I'm just recently sending more letters, so you've given me the idea that I should work on my own letterhead...ReplyDelete
I just finished with the Professional Writing Certificate Program at UNLV, and I think that you might be surprised at how many holdovers are held...over from the typewriting days of yore. We spend an entire three weeks on "business letter" format that would have been right at home on a typewriter.ReplyDelete
That's fantastic! Thanks for posting this. I feel a project coming on.ReplyDelete
Since the 80s, I've used this typewriter on fire that a friend drew as my logo/letterhead. In olden days, I had it thermo'd on business cards and stationery. Now, of course, I have a scan of it. In the online arena, I was alternating between trebuchet and constantia, which come bundled with MS-Word. But I decided to switch to a face with a more appropriate heritage, and have adopted the modern yet whimsical Cassandre Graphika font that Richard Polt put up on his site.ReplyDelete

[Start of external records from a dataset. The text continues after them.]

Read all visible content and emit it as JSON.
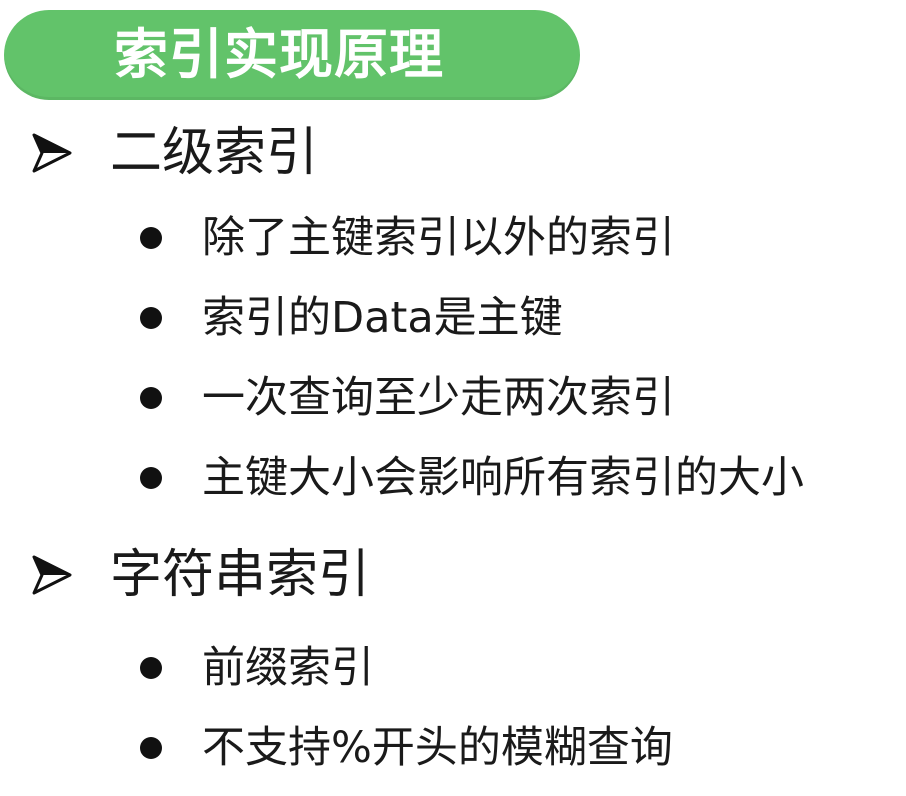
{
  "title": "索引实现原理",
  "sections": [
    {
      "label": "二级索引",
      "icon": "arrow-bullet-icon",
      "items": [
        "除了主键索引以外的索引",
        "索引的Data是主键",
        "一次查询至少走两次索引",
        "主键大小会影响所有索引的大小"
      ]
    },
    {
      "label": "字符串索引",
      "icon": "arrow-bullet-icon",
      "items": [
        "前缀索引",
        "不支持%开头的模糊查询"
      ]
    }
  ],
  "colors": {
    "title_pill": "#62c36a",
    "title_text": "#ffffff",
    "body_text": "#1a1a1a"
  }
}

And, with the help of our computers, we can have nice looking letterhead too. Yes, I am talking about using a computer to print out letterhead to then use in a typewriter.ReplyDelete
Letter headed paper